* _What is required_
Please return the listing exactly as it stands, skipping any pictures.

* _Supplied material_
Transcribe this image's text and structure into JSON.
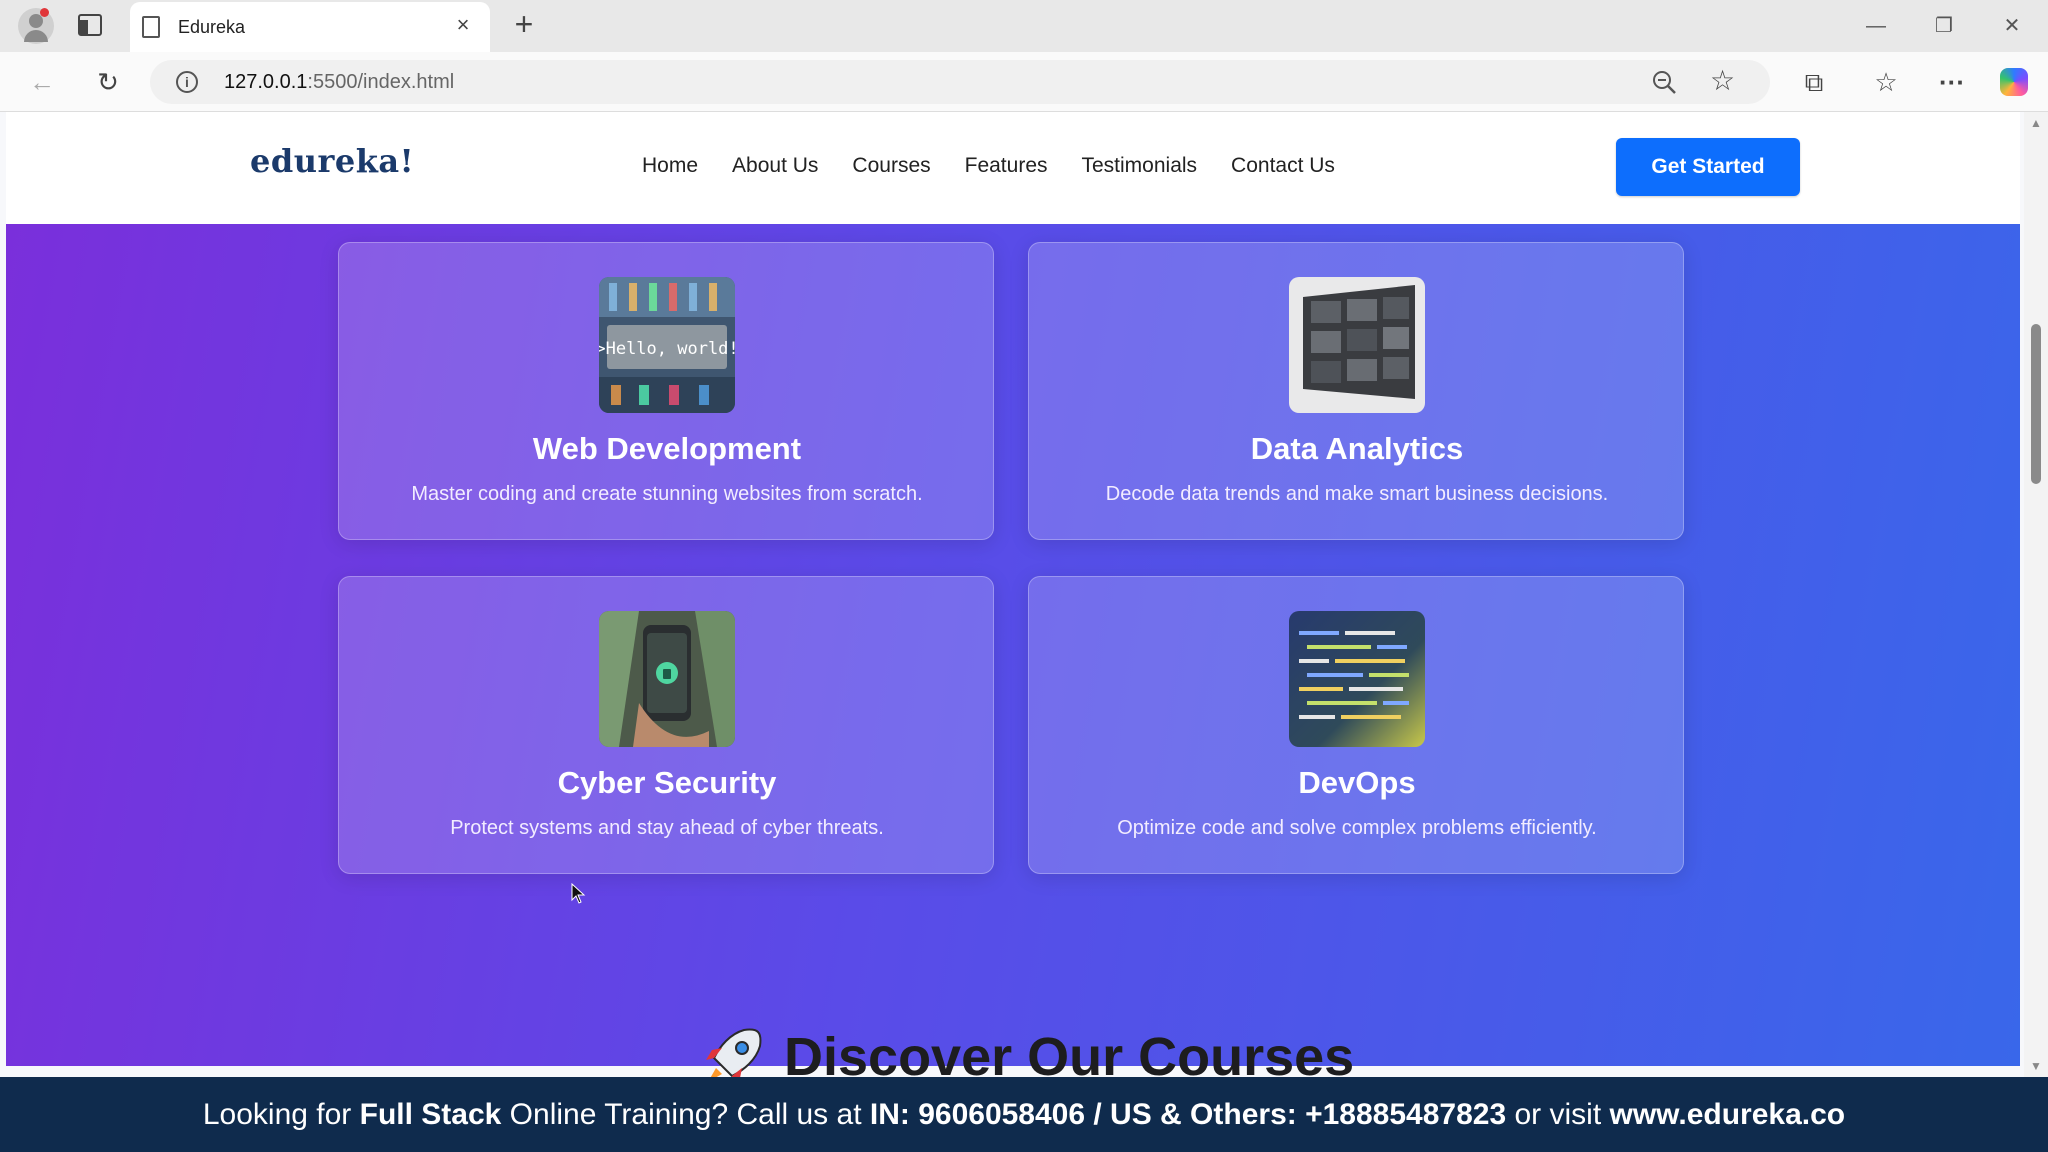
{
  "browser": {
    "tab_title": "Edureka",
    "tab_close": "×",
    "new_tab": "+",
    "url_host": "127.0.0.1",
    "url_rest": ":5500/index.html",
    "win_min": "—",
    "win_max": "❐",
    "win_close": "✕"
  },
  "site": {
    "logo": "edureka!",
    "nav": [
      "Home",
      "About Us",
      "Courses",
      "Features",
      "Testimonials",
      "Contact Us"
    ],
    "cta": "Get Started"
  },
  "cards": [
    {
      "title": "Web Development",
      "desc": "Master coding and create stunning websites from scratch.",
      "img_text": ">Hello, world!"
    },
    {
      "title": "Data Analytics",
      "desc": "Decode data trends and make smart business decisions."
    },
    {
      "title": "Cyber Security",
      "desc": "Protect systems and stay ahead of cyber threats."
    },
    {
      "title": "DevOps",
      "desc": "Optimize code and solve complex problems efficiently."
    }
  ],
  "section": {
    "title": "Discover Our Courses"
  },
  "banner": {
    "p1": "Looking for ",
    "b1": "Full Stack",
    "p2": " Online Training? Call us at ",
    "b2": "IN: 9606058406 / US & Others: +18885487823",
    "p3": " or visit ",
    "b3": "www.edureka.co"
  },
  "colors": {
    "cta": "#0d6efd",
    "banner": "#0f2b4d",
    "hero_start": "#7a2fdb",
    "hero_end": "#3967ea"
  }
}
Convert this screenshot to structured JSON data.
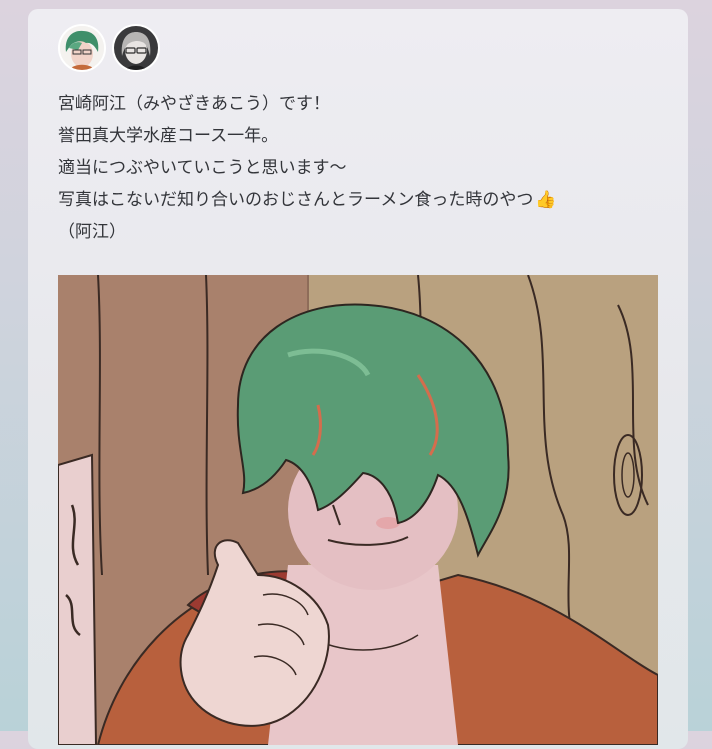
{
  "post": {
    "authors": [
      {
        "avatar_icon": "green-hair-character-avatar-icon"
      },
      {
        "avatar_icon": "gray-hair-glasses-character-avatar-icon"
      }
    ],
    "lines": [
      "宮崎阿江（みやざきあこう）です！",
      "誉田真大学水産コース一年。",
      "適当につぶやいていこうと思います〜",
      "写真はこないだ知り合いのおじさんとラーメン食った時のやつ",
      "（阿江）"
    ],
    "thumb_emoji": "👍",
    "image_icon": "green-hair-character-illustration-icon"
  }
}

* _Task response_
Transcribe this image's text and structure into JSON.
{
  "browser": {
    "tab_title": "Edureka",
    "tab_close": "×",
    "new_tab": "+",
    "url_host": "127.0.0.1",
    "url_rest": ":5500/index.html",
    "win_min": "—",
    "win_max": "❐",
    "win_close": "✕"
  },
  "site": {
    "logo": "edureka!",
    "nav": [
      "Home",
      "About Us",
      "Courses",
      "Features",
      "Testimonials",
      "Contact Us"
    ],
    "cta": "Get Started"
  },
  "cards": [
    {
      "title": "Web Development",
      "desc": "Master coding and create stunning websites from scratch.",
      "img_text": ">Hello, world!"
    },
    {
      "title": "Data Analytics",
      "desc": "Decode data trends and make smart business decisions."
    },
    {
      "title": "Cyber Security",
      "desc": "Protect systems and stay ahead of cyber threats."
    },
    {
      "title": "DevOps",
      "desc": "Optimize code and solve complex problems efficiently."
    }
  ],
  "section": {
    "title": "Discover Our Courses"
  },
  "banner": {
    "p1": "Looking for ",
    "b1": "Full Stack",
    "p2": " Online Training? Call us at ",
    "b2": "IN: 9606058406 / US & Others: +18885487823",
    "p3": " or visit ",
    "b3": "www.edureka.co"
  },
  "colors": {
    "cta": "#0d6efd",
    "banner": "#0f2b4d",
    "hero_start": "#7a2fdb",
    "hero_end": "#3967ea"
  }
}
Convert this screenshot to structured JSON data.
{
  "post": {
    "authors": [
      {
        "avatar_icon": "green-hair-character-avatar-icon"
      },
      {
        "avatar_icon": "gray-hair-glasses-character-avatar-icon"
      }
    ],
    "lines": [
      "宮崎阿江（みやざきあこう）です！",
      "誉田真大学水産コース一年。",
      "適当につぶやいていこうと思います〜",
      "写真はこないだ知り合いのおじさんとラーメン食った時のやつ",
      "（阿江）"
    ],
    "thumb_emoji": "👍",
    "image_icon": "green-hair-character-illustration-icon"
  }
}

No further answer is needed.